What this task involves =
Make an exact copy of the entries below, with all images left out.

____________

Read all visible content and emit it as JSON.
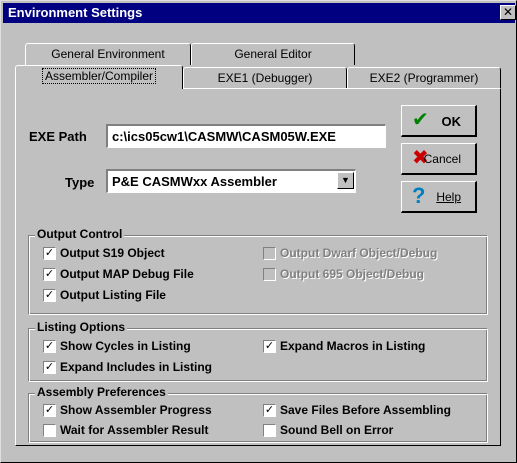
{
  "window": {
    "title": "Environment Settings",
    "close_glyph": "✕"
  },
  "tabs": {
    "row1": [
      "General Environment",
      "General Editor"
    ],
    "row2": [
      "Assembler/Compiler",
      "EXE1 (Debugger)",
      "EXE2 (Programmer)"
    ],
    "active": "Assembler/Compiler"
  },
  "exe_path": {
    "label": "EXE Path",
    "value": "c:\\ics05cw1\\CASMW\\CASM05W.EXE"
  },
  "type": {
    "label": "Type",
    "value": "P&E CASMWxx Assembler"
  },
  "buttons": {
    "ok": {
      "label": "OK",
      "icon": "checkmark-icon",
      "color": "#008000"
    },
    "cancel": {
      "label": "Cancel",
      "icon": "x-mark-icon",
      "color": "#cc0000"
    },
    "help": {
      "label": "Help",
      "icon": "question-mark-icon",
      "color": "#0080c0"
    }
  },
  "output_control": {
    "title": "Output Control",
    "options": [
      {
        "label": "Output S19 Object",
        "checked": true,
        "enabled": true
      },
      {
        "label": "Output MAP Debug File",
        "checked": true,
        "enabled": true
      },
      {
        "label": "Output Listing File",
        "checked": true,
        "enabled": true
      },
      {
        "label": "Output Dwarf Object/Debug",
        "checked": false,
        "enabled": false
      },
      {
        "label": "Output 695 Object/Debug",
        "checked": false,
        "enabled": false
      }
    ]
  },
  "listing_options": {
    "title": "Listing Options",
    "options": [
      {
        "label": "Show Cycles in Listing",
        "checked": true
      },
      {
        "label": "Expand Includes in Listing",
        "checked": true
      },
      {
        "label": "Expand Macros in Listing",
        "checked": true
      }
    ]
  },
  "assembly_preferences": {
    "title": "Assembly Preferences",
    "options": [
      {
        "label": "Show Assembler Progress",
        "checked": true
      },
      {
        "label": "Wait for Assembler Result",
        "checked": false
      },
      {
        "label": "Save Files Before Assembling",
        "checked": true
      },
      {
        "label": "Sound Bell on Error",
        "checked": false
      }
    ]
  }
}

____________

Reply =
Read all visible content and emit it as JSON.
{
  "window": {
    "title": "Environment Settings",
    "close_glyph": "✕"
  },
  "tabs": {
    "row1": [
      "General Environment",
      "General Editor"
    ],
    "row2": [
      "Assembler/Compiler",
      "EXE1 (Debugger)",
      "EXE2 (Programmer)"
    ],
    "active": "Assembler/Compiler"
  },
  "exe_path": {
    "label": "EXE Path",
    "value": "c:\\ics05cw1\\CASMW\\CASM05W.EXE"
  },
  "type": {
    "label": "Type",
    "value": "P&E CASMWxx Assembler"
  },
  "buttons": {
    "ok": {
      "label": "OK",
      "icon": "checkmark-icon",
      "color": "#008000"
    },
    "cancel": {
      "label": "Cancel",
      "icon": "x-mark-icon",
      "color": "#cc0000"
    },
    "help": {
      "label": "Help",
      "icon": "question-mark-icon",
      "color": "#0080c0"
    }
  },
  "output_control": {
    "title": "Output Control",
    "options": [
      {
        "label": "Output S19 Object",
        "checked": true,
        "enabled": true
      },
      {
        "label": "Output MAP Debug File",
        "checked": true,
        "enabled": true
      },
      {
        "label": "Output Listing File",
        "checked": true,
        "enabled": true
      },
      {
        "label": "Output Dwarf Object/Debug",
        "checked": false,
        "enabled": false
      },
      {
        "label": "Output 695 Object/Debug",
        "checked": false,
        "enabled": false
      }
    ]
  },
  "listing_options": {
    "title": "Listing Options",
    "options": [
      {
        "label": "Show Cycles in Listing",
        "checked": true
      },
      {
        "label": "Expand Includes in Listing",
        "checked": true
      },
      {
        "label": "Expand Macros in Listing",
        "checked": true
      }
    ]
  },
  "assembly_preferences": {
    "title": "Assembly Preferences",
    "options": [
      {
        "label": "Show Assembler Progress",
        "checked": true
      },
      {
        "label": "Wait for Assembler Result",
        "checked": false
      },
      {
        "label": "Save Files Before Assembling",
        "checked": true
      },
      {
        "label": "Sound Bell on Error",
        "checked": false
      }
    ]
  }
}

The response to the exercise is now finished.